THE LEFSETZ LETTER: My Screed

I'm sick and tired of people telling me to be more positive. To focus on solutions rather than problems. Don't you get it, it all comes down to the MUSIC!


That's what I love about this business. You're either a player or a supporter. There's a clear divide. That's the difference from the movie business. Even a five year old can tell you what's wrong with filmed entertainment. The acting was bad, or the story wasn't believable, or the sets were phony. But ask a fifty year old about a record and he'll shrug his shoulders and say he liked it or he didn't. That's about as far as it goes.


Bob Lefsetz, Santa Monica-based industry legend, is the author of the e-mail newsletter, "The Lefsetz Letter". Famous for being beholden to no one, and speaking the truth, Lefsetz addresses the issues that are at the core of the music business: downloading, copy protection, pricing and the music itself.

His intense brilliance captivates readers from Steven Tyler to Rick Nielsen to Bryan Adams to Quincy Jones to music business honchos like Michael Rapino, Randy Phillips, Don Ienner, Cliff Burnstein, Irving Azoff and Tom Freston.

Never boring, always entertaining, Mr. Lefsetz's insights are fueled by his stint as an entertainment business attorney, majordomo of Sanctuary Music's American division and consultancies to major labels.

Bob has been a weekly contributor to CelebrityAccess and Encore since 2001, and we plan many more years of partnership with him. While we here at CelebrityAccess and Encore do not necessarily agree with all of Bob's opinions, we are proud to help share them with you.

So, you're sitting there trying to be a manager, or a booking agent, even starting a label. And you're frustrated, and dipping your toe in social media, reading marketing books. I'm gonna tell you, that's all b.s. Find one great act and the doors will open to you.

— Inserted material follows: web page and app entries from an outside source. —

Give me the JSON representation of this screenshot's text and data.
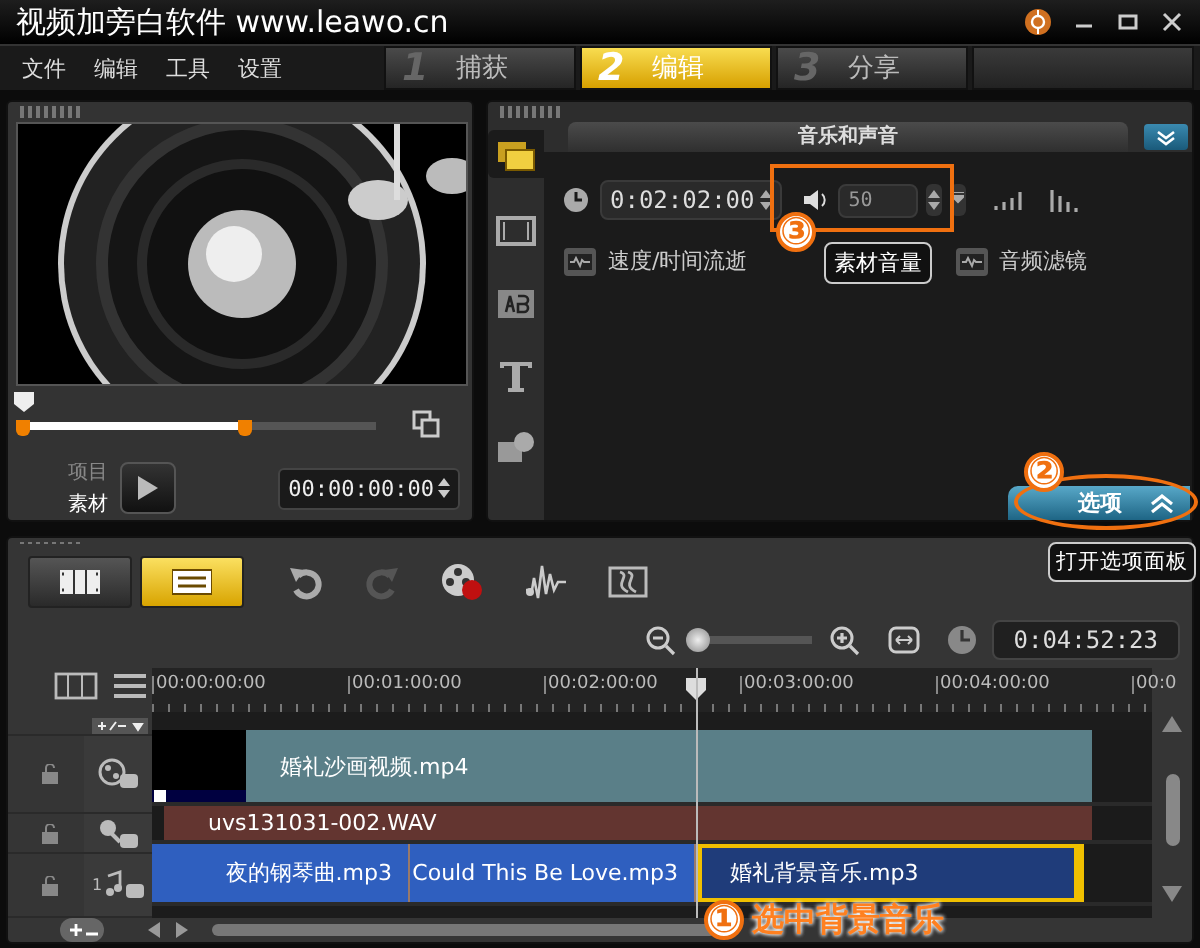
{
  "window": {
    "title": "视频加旁白软件 www.leawo.cn"
  },
  "menu": [
    "文件",
    "编辑",
    "工具",
    "设置"
  ],
  "steps": [
    {
      "number": "1",
      "label": "捕获",
      "selected": false
    },
    {
      "number": "2",
      "label": "编辑",
      "selected": true
    },
    {
      "number": "3",
      "label": "分享",
      "selected": false
    }
  ],
  "preview": {
    "kind": "picture",
    "scrub": {
      "level": 0
    },
    "trim": {
      "level": 0.63
    },
    "modes": [
      {
        "label": "项目",
        "selected": false
      },
      {
        "label": "素材",
        "selected": true
      }
    ],
    "timecode": "00:00:00:00"
  },
  "options": {
    "title": "音乐和声音",
    "duration": "0:02:02:00",
    "volume": "50",
    "links": [
      "速度/时间流逝",
      "音频滤镜"
    ],
    "side_tabs": [
      {
        "kind": "media",
        "selected": true
      },
      {
        "kind": "video",
        "selected": false
      },
      {
        "kind": "transition",
        "selected": false
      },
      {
        "kind": "title",
        "selected": false
      },
      {
        "kind": "effect",
        "selected": false
      }
    ],
    "options_button": "选项"
  },
  "timeline": {
    "view_buttons": [
      {
        "kind": "storyboard",
        "selected": false
      },
      {
        "kind": "timeline",
        "selected": true
      }
    ],
    "zoom": {
      "level": 0.05
    },
    "duration": "0:04:52:23",
    "ruler": [
      "00:00:00:00",
      "00:01:00:00",
      "00:02:00:00",
      "00:03:00:00",
      "00:04:00:00",
      "00:0"
    ],
    "tracks": [
      {
        "kind": "video",
        "clips": [
          {
            "label": "婚礼沙画视频.mp4"
          }
        ]
      },
      {
        "kind": "voice",
        "clips": [
          {
            "label": "uvs131031-002.WAV"
          }
        ]
      },
      {
        "kind": "music",
        "number": "1",
        "clips": [
          {
            "label": "夜的钢琴曲.mp3",
            "selected": false
          },
          {
            "label": "Could This Be Love.mp3",
            "selected": false
          },
          {
            "label": "婚礼背景音乐.mp3",
            "selected": true
          }
        ]
      }
    ]
  },
  "annotations": [
    {
      "number": "③",
      "tooltip": "素材音量"
    },
    {
      "number": "②",
      "tooltip": "打开选项面板"
    },
    {
      "number": "①",
      "text": "选中背景音乐"
    }
  ]
}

The major labels triumphed because they had the best acts. But then they got greedy, the execs started thinking they were the talent, they broke the cardinal music business rule, that we all bow down to the creator. If you're really that talented, make your own damn music. This happens in the movie sphere, producers become directors. But when was the last time a record company president became a best-selling artist? When did he even make a record?


And for you frustrated artists, I'll say it one more time… Your lack of success probably comes down to the fact that you're just not that good. Sorry, the truth hurts. And if you're the king of klezmer or the new Philip Glass and want to complain that you're not on "American Idol"? Wow, how do you cope every day, are you really that far from reality? Just because you're good at something, anything, that doesn't mean the whole world needs to pay attention.


What does the public like? Melody. A good voice. A beat. These aren't immutable rules, and it's the cutting edge that we tend to become enamored of, but if we can't sing your song and think you can barely sing it either, GIVE UP!


Or practice a ton more.


Yes, practice. That's how you get better. Sure playing every night in a bar helps. But you've also got to challenge yourself. You've got to test your own limits, learn more than three chords, not so you can use them so much as you become aware of the POSSIBILITIES!


If you're a musician, listen to a lot of records.


If you want to write lyrics, read a lot of books.


Doctors go to school to become M.D.'s. Why should you be able to be a world famous music star without putting in the work?


The hardest thing to do in this business is find a hit act. You can be the best manager, the most tenacious agent, but if you don't have a hit act, you're doomed to failure. Speak to a concert promoter. He'll tell you there's no way you can get people to come to see a stiff act. Even if you pick them up in limos and give them good seats.


A great act can make a ton of business mistakes, have a less than great manager, a rip-off label and STILL make it. A third-rate act with the best team is still a third-rate act.


I think it's great that you're looking for innovative ways to do business, that you want to challenge old models. But some things never change. And what never changes in this business is it all comes down to the music. More than ever. In a world where anybody can make a record and the audience doesn't concentrate on one outlet, not even one format. Some people listen to NO radio. Others watch NO television.


But that doesn't mean greatness will go unnoticed. We're all looking for quality. And, if we find it, we tell everybody we know. So, a great act gets traction. But takes a long time to make it. The Kings Of Leon would have been gargantuan right away fifteen or twenty years ago. Now it takes that long just to get people to pay attention.


And maybe KOL weren't that great in the beginning. To think that talent needs to emerge fully-formed is to think that babies can do calculus. It's a long hard road to becoming a musician. Short cuts might deliver success sooner, having your songs written by the usual suspects and working with an experienced producer might give you a leg up. But there's no real foundation, you're going to fall back to earth if you don't do the work.


Everything I write, all the innovation, it only applies to GOOD ACTS! The question is, what choices do you make if the act has talent. If it doesn't, GIVE UP!


You're not entitled to a gig in the music industry. People don't need records the same way they need food. If you can't associate yourself with a good act, you're going to starve, no matter what your desire.


Finding great talent and bonding to it is a skill unto itself. Don't rail against Irving Azoff or Jimmy Iovine, this is what they do BEST!


And until you do it as well as they do, you're gonna be broke.